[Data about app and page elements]
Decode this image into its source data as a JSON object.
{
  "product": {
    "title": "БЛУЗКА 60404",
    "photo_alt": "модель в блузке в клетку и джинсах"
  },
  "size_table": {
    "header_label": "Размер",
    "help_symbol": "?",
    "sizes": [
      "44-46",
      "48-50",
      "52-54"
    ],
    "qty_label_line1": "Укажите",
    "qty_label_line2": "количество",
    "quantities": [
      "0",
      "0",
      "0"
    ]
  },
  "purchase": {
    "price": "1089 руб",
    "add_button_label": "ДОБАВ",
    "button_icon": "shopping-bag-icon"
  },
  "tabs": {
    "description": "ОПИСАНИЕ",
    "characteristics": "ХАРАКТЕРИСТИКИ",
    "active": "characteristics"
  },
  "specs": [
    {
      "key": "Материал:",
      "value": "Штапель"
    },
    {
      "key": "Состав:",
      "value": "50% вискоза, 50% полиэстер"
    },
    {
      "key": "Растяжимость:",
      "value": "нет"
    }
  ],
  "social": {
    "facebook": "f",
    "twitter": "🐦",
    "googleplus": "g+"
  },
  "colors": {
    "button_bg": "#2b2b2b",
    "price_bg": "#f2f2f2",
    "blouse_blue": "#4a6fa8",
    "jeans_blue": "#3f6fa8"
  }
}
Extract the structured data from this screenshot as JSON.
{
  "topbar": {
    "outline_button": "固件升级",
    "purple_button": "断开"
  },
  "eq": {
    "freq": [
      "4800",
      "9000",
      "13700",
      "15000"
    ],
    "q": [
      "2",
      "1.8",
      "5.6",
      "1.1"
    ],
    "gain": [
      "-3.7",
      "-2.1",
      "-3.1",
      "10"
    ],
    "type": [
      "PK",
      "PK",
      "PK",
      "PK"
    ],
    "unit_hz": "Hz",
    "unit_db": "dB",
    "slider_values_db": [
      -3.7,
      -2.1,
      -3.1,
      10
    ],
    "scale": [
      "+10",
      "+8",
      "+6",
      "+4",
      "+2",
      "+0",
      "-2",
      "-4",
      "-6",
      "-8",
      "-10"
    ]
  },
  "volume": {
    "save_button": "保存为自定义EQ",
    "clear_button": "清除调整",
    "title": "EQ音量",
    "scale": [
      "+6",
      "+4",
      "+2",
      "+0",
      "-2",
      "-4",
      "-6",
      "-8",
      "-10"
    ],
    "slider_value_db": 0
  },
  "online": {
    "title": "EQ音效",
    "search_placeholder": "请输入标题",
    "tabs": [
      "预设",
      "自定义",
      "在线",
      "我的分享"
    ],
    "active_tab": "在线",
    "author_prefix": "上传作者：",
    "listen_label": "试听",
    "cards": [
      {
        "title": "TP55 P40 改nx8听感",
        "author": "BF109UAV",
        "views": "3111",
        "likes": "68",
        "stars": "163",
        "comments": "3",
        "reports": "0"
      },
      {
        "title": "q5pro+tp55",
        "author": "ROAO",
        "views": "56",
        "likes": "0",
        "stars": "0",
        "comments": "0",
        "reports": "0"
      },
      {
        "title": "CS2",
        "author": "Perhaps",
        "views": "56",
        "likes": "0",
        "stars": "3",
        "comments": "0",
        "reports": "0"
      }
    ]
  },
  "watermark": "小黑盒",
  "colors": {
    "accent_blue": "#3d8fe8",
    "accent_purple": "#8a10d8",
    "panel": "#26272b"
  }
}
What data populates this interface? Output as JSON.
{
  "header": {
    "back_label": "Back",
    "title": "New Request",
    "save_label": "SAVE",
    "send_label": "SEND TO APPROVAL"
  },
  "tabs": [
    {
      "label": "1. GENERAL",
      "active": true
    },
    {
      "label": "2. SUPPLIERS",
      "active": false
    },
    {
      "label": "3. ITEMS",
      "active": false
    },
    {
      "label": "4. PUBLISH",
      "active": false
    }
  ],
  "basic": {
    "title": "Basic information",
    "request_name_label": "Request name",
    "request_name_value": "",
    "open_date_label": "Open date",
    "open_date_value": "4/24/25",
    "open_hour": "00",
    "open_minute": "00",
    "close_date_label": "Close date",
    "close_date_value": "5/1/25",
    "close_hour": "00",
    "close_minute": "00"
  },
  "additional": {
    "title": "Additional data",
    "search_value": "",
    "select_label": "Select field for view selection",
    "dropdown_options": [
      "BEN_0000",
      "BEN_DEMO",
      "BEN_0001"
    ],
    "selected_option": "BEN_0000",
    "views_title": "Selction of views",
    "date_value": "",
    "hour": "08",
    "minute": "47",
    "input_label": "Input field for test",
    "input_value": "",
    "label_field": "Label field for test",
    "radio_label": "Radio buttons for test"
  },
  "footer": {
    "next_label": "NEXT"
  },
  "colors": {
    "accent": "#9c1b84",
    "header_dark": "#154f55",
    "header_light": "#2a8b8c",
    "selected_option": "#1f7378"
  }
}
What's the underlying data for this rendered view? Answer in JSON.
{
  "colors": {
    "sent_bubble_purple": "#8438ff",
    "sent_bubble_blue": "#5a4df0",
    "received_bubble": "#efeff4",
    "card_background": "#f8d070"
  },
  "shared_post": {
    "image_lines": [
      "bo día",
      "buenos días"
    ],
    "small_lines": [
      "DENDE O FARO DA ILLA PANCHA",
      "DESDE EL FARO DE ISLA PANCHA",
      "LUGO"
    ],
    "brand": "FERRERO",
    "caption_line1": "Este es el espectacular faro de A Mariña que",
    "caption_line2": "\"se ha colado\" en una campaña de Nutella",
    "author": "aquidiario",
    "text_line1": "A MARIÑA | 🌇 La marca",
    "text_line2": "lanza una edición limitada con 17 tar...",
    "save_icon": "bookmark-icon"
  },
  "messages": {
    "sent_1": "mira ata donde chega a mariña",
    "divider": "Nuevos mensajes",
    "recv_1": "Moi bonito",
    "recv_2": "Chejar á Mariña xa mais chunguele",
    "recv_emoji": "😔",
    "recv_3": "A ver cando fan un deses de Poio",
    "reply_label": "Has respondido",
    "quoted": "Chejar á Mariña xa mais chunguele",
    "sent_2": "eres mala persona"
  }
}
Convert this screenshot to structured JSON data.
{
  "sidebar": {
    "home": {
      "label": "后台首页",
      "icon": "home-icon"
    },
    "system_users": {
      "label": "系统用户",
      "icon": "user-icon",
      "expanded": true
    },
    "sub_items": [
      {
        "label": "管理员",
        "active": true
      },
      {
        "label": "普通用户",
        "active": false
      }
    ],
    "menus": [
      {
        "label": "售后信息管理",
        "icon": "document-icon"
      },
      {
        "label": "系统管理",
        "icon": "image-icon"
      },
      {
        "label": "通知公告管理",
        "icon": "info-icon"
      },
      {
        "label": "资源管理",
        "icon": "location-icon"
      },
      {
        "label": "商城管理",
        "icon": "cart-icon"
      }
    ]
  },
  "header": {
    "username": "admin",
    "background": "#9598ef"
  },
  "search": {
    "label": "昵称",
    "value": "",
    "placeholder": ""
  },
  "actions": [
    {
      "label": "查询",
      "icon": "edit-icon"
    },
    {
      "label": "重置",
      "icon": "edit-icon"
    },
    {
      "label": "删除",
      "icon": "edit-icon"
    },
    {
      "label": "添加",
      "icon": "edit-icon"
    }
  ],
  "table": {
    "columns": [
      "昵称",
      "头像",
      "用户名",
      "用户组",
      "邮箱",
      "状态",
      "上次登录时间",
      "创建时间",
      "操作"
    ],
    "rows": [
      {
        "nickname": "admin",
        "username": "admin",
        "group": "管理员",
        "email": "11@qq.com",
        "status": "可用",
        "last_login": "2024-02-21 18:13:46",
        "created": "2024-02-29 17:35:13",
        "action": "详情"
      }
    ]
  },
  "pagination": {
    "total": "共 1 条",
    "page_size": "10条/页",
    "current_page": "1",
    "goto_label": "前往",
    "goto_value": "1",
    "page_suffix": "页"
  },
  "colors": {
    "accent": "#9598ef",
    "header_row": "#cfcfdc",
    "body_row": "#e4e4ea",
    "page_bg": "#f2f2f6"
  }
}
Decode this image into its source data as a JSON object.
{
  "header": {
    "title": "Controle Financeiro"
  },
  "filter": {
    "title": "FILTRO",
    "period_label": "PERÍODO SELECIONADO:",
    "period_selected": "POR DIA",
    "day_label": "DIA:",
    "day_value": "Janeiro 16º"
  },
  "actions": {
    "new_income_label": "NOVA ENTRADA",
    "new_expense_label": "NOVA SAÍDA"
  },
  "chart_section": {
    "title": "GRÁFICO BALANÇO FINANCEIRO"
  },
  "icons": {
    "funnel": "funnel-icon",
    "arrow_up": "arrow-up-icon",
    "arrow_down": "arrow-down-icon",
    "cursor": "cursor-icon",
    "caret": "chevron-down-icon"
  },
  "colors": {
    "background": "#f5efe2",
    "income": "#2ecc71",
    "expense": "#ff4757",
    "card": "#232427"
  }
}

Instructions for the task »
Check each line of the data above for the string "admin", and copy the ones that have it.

Result of the task »
    "username": "admin",
        "nickname": "admin",
        "username": "admin",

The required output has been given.